      Vestibular compensation is responsible for the spontaneous recovery of postural, locomotor and oculomotor dysfunctions in patients with peripheral vestibular lesion or posterior circulation stroke. Mechanism investigation of vestibular compensation is of great importance in both facilitating recovery of vestibular function and understanding the post-lesion functional plasticity in the adult central nervous system. Here, we report that postsynaptic histamine H1 receptor contributes greatly to facilitating vestibular compensation. The expression of H1 receptor is restrictedly increased in the ipsilesional rather than contralesional GABAergic projection neurons in the medial vestibular nucleus (MVN), one of the most important centers for vestibular compensation, in unilateral labyrinthectomized male rats. Furthermore, H1 receptor mediates an asymmetric excitation of the commissural GABAergic but not glutamatergic neurons in the ipsilesional MVN, which may help to rebalance bilateral vestibular systems and promote vestibular compensation. Selective blockage of H1 receptor in the MVN significantly retards the recovery of both static and dynamic vestibular symptoms following unilateral labyrinthectomy, and remarkably attenuates the facilitation of betahistine, whose effect has traditionally been attributed to its antagonistic action on the presynaptic H3 receptor, on vestibular compensation. These results reveal a previously unknown role for histamine H1 receptor in vestibular compensation and amelioration of vestibular motor deficits, as well as an involvement of H1 receptor in potential therapeutic effects of betahistine. The findings provide not only a new insight into the post-lesion neuronal circuit plasticity and functional recovery in the central nervous system, but also a novel potential therapeutic target for vestibular disorders.Significance statementVestibular disorders manifest postural imbalance, nystagmus and vertigo. Vestibular compensation is critical for facilitating recovery from vestibular disorders, and of great importance in understanding the post-lesion functional plasticity in the adult central nervous system. Here, we show that postsynaptic H1 receptor in the medial vestibular nucleus (MVN) contributes greatly to the recovery of both static and dynamic symptoms following unilateral vestibular lesion. H1 receptor selectively mediates the asymmetric activation of commissural inhibitory system in the ipsilesional MVN and actively promotes vestibular compensation. The findings provide not only a new insight into the post-lesion neuronal circuit plasticity and functional recovery of central nervous system, but also a novel potential therapeutic target for promoting vestibular compensation and ameliorating vestibular disorders.
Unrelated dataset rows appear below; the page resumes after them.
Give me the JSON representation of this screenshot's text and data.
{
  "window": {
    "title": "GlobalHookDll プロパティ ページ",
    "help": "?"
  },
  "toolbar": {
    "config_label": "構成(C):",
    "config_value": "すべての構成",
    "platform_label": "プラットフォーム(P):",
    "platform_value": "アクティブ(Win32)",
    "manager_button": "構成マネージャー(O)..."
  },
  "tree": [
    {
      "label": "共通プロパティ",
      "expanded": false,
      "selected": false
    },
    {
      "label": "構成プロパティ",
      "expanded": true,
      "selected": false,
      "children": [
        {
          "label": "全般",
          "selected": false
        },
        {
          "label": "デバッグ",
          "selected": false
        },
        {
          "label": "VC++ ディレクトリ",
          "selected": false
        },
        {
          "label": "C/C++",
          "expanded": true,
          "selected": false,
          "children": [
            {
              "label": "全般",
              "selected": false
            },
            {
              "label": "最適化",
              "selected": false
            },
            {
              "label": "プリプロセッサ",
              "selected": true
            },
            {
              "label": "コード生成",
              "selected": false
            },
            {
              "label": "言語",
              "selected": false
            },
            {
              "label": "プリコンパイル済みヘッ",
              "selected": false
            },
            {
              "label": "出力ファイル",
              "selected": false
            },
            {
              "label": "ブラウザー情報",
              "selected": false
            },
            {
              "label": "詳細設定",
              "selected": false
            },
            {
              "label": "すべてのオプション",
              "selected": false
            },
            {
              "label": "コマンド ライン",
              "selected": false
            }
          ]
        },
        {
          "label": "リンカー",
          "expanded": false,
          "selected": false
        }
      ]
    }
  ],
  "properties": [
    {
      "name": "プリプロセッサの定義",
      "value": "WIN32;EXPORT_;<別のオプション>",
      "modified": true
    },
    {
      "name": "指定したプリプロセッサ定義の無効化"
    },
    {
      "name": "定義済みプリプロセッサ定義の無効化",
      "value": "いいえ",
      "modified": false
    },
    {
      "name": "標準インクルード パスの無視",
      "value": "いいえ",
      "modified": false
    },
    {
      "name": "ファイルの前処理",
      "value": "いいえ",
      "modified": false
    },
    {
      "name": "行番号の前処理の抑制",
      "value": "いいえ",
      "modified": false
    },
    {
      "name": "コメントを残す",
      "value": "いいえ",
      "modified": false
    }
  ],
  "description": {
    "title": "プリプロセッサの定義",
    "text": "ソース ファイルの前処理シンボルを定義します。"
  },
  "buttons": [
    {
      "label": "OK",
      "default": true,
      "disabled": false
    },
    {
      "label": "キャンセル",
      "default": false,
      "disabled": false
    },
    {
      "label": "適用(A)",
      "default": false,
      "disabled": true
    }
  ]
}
    DOI:  https://doi.org/10.1523/JNEUROSCI.1350-18.2018